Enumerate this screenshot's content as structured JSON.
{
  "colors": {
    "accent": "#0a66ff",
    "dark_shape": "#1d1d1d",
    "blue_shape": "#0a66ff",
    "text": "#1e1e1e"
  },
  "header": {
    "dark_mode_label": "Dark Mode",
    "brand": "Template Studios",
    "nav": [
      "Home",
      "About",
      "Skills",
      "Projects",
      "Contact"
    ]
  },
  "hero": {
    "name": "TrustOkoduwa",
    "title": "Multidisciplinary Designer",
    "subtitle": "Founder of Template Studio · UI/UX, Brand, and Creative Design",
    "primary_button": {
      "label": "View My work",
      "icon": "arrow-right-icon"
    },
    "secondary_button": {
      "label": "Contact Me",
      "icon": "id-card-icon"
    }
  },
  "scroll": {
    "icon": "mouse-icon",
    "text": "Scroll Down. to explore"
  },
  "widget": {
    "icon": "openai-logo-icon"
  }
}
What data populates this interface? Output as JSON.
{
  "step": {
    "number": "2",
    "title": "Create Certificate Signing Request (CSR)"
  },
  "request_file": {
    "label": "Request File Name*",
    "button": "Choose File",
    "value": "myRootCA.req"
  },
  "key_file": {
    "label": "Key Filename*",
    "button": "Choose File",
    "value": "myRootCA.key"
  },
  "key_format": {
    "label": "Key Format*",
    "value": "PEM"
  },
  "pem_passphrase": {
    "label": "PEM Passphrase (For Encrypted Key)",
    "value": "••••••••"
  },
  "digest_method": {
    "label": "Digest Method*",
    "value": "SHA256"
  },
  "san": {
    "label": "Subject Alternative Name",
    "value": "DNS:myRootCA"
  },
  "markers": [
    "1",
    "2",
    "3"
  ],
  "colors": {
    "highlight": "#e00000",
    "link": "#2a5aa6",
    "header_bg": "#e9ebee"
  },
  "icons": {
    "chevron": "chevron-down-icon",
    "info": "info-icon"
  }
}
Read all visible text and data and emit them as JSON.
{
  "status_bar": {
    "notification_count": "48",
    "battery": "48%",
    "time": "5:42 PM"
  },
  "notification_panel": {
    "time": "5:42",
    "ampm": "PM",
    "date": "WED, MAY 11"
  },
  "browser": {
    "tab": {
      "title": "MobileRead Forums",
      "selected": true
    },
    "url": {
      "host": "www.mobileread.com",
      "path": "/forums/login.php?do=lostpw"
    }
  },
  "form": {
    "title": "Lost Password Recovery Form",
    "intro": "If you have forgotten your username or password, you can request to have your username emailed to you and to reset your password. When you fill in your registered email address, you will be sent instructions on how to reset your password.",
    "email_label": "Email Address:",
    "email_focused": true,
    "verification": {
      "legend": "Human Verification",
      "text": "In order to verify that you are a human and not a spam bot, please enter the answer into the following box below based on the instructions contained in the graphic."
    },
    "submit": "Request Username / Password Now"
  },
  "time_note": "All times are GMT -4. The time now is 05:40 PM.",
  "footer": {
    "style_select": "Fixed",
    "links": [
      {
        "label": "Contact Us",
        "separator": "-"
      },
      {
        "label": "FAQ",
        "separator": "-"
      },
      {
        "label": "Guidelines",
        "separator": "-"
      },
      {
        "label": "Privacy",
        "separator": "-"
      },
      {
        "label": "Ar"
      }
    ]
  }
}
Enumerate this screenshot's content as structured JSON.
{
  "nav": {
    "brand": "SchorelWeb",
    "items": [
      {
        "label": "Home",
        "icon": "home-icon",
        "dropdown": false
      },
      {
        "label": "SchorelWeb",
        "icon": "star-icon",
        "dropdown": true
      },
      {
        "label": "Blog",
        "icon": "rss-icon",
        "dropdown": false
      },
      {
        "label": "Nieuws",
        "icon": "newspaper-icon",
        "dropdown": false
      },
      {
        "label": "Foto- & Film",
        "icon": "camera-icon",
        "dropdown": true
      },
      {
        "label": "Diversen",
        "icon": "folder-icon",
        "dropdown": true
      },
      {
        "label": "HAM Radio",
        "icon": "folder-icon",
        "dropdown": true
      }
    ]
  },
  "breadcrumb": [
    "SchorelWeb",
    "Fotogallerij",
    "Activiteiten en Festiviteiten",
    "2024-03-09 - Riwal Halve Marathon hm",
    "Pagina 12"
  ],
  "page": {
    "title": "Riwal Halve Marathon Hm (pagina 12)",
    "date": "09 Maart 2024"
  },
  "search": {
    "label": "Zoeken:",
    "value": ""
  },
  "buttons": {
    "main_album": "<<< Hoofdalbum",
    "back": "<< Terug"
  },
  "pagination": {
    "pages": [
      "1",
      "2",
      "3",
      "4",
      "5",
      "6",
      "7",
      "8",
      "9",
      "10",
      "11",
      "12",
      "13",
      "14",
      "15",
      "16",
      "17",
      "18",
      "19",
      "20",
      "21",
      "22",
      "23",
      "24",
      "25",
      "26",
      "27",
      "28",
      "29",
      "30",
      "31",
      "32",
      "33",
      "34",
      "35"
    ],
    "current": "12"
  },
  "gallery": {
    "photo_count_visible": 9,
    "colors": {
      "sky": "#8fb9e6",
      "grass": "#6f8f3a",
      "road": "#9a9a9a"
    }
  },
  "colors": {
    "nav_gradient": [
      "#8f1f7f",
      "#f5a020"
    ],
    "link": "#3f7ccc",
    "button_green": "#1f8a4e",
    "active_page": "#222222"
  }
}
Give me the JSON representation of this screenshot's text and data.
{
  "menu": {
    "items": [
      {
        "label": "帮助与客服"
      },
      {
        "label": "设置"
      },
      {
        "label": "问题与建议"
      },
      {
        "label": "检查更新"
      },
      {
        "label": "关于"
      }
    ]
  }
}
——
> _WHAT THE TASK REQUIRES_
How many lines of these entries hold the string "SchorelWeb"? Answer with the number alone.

> _TASK SOLUTION_
3